While some of the capsule's contents relate to the time it was buried — as Canadians struggled through the worst of the Great Depression — there was little to explain the mysterious elephant.
The ivory carving is small enough to hold in one hand and has no markings or inscriptions, although it does have a hook on top, suggesting it could be worn on a chain.
More informative were the four Toronto newspapers found inside the copper box that served as the capsule. The Toronto Daily Star, The Globe, The Mail and Empire and The Evening Telegram are all dated Sept. 21, 1931.
On that day, according to the papers, there were fears over Britain's monetary system and Canada's jobless, while tensions were growing between China and Japan.
The box, which measures 30 centimetres by 20 centimetres by 20 centimetres, has no external markings or writing although the date and some initials appear inside.
The box was buried beneath a stone at the front of Maple Leaf Gardens when it was built in 1931 by Conn Smythe, who owned the hockey team.
The historic arena at the corner of Church and Carlton Streets was home to the Leafs until 1999 when the team moved to a new building. It also played host to The Beatles, Elvis Presley and many other popular stars of the last century as well as top sporting events.
In 2009, work began to turn the Gardens into a combination Loblaws grocery store and an athletic centre for nearby Ryerson University.
The somewhat tarnished copper time capsule was found during the renovations.
Other items found inside included a four-page letter from the directors of Maple Leaf Gardens describing the design and construction details of the new arena, three official hockey rule books and a Toronto municipal handbook.

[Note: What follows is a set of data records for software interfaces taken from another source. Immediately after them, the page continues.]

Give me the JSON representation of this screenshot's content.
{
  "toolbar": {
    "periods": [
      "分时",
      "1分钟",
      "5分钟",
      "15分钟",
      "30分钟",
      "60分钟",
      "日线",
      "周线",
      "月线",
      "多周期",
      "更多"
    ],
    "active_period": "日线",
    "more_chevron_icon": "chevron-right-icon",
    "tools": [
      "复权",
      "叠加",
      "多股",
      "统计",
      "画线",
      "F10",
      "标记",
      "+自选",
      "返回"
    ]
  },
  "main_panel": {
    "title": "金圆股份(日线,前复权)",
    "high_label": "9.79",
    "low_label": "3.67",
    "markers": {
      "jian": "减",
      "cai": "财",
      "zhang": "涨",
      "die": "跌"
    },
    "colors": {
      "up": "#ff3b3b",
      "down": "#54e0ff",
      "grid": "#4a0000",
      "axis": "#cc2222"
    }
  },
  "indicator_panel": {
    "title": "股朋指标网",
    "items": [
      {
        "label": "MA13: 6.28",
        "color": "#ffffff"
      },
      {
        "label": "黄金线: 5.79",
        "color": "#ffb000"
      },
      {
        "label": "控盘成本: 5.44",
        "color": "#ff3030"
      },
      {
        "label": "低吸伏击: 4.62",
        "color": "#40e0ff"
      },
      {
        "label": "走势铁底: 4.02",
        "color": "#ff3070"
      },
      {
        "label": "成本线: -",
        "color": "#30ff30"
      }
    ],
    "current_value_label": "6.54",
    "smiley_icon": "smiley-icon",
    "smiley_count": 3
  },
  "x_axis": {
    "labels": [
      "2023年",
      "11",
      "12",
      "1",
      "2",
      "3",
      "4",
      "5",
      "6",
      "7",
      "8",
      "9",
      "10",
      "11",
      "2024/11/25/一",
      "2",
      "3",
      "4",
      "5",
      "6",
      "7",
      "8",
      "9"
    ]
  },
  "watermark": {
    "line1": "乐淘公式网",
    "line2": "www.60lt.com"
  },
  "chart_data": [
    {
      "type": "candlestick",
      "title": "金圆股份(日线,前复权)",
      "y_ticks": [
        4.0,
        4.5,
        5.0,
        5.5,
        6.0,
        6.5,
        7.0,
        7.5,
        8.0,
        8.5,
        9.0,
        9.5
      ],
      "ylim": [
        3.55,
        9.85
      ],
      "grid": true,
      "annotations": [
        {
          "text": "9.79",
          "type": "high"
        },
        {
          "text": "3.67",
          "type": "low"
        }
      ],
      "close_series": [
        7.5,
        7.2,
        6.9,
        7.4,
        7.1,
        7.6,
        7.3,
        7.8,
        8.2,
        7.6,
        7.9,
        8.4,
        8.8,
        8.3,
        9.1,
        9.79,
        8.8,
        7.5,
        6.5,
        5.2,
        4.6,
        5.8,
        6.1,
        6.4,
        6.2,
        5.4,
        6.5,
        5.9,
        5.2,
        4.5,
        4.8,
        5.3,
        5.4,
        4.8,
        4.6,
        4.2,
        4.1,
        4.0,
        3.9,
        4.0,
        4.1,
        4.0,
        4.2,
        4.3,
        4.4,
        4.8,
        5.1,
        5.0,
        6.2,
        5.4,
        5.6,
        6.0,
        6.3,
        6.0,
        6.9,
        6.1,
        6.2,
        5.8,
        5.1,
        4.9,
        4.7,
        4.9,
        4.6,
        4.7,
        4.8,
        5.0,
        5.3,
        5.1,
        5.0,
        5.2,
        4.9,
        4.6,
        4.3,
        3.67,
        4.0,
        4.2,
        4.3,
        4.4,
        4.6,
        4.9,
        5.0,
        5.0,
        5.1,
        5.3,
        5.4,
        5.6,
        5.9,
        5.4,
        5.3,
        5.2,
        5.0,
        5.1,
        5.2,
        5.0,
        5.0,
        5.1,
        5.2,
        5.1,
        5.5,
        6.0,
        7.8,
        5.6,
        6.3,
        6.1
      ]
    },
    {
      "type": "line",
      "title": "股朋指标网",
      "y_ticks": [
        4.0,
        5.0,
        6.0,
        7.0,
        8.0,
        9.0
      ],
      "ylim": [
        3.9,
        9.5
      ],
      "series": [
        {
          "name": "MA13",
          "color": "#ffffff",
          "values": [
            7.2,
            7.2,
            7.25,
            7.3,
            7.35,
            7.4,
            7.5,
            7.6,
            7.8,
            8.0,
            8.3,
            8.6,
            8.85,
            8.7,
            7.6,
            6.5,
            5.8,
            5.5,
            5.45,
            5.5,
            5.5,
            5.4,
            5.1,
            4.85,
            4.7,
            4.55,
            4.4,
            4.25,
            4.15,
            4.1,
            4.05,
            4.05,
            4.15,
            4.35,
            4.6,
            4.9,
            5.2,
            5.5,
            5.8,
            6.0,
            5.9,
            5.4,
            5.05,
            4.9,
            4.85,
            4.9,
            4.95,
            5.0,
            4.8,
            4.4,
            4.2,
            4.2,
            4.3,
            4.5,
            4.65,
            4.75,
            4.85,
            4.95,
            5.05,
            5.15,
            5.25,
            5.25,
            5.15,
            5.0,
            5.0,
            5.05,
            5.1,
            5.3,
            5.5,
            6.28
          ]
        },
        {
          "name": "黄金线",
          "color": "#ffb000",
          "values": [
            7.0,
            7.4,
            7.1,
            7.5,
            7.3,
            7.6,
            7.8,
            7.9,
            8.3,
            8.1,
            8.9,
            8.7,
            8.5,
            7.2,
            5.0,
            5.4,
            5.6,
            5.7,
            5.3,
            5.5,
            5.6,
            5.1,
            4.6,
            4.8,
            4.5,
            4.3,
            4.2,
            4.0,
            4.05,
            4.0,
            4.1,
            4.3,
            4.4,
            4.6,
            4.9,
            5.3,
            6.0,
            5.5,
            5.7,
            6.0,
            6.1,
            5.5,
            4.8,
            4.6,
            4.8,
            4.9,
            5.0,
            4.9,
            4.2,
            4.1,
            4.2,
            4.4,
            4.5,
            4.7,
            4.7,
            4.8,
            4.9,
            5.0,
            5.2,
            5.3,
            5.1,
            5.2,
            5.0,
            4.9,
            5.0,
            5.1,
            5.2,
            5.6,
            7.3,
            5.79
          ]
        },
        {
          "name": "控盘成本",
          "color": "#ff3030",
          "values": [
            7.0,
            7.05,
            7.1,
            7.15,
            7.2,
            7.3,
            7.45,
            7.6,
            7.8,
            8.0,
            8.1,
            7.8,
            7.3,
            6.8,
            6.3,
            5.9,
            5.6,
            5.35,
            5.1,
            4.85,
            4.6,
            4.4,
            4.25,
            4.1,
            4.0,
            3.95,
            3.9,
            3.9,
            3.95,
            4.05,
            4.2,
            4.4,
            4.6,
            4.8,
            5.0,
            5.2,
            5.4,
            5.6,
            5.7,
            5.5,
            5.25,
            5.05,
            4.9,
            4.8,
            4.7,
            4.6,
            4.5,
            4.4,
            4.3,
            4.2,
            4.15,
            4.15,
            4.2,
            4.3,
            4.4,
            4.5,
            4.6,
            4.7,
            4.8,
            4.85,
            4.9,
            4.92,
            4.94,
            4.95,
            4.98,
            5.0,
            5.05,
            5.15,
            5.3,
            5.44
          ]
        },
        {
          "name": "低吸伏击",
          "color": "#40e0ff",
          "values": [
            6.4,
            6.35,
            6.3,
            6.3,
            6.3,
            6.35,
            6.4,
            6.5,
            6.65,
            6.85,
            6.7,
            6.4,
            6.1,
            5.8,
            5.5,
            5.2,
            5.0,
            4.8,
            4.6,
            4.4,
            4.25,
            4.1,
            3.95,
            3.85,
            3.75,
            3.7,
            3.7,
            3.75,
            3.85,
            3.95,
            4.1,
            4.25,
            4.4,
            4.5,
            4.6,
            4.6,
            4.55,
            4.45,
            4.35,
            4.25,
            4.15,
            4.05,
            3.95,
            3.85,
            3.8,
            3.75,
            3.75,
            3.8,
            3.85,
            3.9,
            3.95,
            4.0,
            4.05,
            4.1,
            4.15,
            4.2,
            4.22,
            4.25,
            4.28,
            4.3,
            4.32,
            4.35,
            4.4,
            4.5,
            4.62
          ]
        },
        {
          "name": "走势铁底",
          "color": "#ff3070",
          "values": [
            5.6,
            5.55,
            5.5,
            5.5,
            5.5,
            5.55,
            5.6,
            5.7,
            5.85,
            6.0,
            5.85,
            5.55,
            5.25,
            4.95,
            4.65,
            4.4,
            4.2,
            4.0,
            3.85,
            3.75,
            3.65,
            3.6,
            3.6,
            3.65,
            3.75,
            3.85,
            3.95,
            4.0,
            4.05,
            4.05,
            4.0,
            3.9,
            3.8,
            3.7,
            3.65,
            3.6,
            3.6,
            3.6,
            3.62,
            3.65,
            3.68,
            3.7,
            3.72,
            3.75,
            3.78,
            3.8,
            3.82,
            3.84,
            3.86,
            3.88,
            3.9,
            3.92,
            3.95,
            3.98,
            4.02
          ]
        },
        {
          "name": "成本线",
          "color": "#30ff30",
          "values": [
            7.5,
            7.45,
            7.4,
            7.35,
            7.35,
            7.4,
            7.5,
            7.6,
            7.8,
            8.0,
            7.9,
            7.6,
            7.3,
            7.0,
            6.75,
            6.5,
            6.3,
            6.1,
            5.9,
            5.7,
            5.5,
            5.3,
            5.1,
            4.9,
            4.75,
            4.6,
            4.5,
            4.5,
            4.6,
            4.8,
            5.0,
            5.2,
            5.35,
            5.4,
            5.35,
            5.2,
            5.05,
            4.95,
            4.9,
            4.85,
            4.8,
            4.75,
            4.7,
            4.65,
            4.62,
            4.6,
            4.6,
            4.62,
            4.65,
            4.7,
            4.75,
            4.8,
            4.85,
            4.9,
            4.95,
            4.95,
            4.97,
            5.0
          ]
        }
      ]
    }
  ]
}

"Maple Leaf Gardens holds a lot of special memories for millions of Canadians and, it turns out, it also held a few surprises from 1931 that were just waiting to be found," Sheldon Levy, president of Ryerson University, said Thursday.
"I wonder if those that put the time capsule there in 1931 would have ever imagined that 80 years later there would be a great Loblaws store there and a complex for a university that didn't even exist," he added during a ceremony at Ryerson.
Levy set the scene for 1931, saying that besides being the year Maple Leaf Gardens opened, it was the year gangster Al Capone was sentenced. On opening night, he said, the Chicago Blackhawks beat the Leafs 2-1.
Loblaws and Ryerson are appealing to the public for any insights into what the tiny ivory pachyderm could mean. They are also looking for public input about what could go into a time capsule for the newly renovated building.
"We are curious to hear Canadians' ideas for the new time capsule," said Jane Marshall, vice-president of Loblaw Properties and Business Strategy.
The 1931 time capsule's contents are on public display at Ryerson University.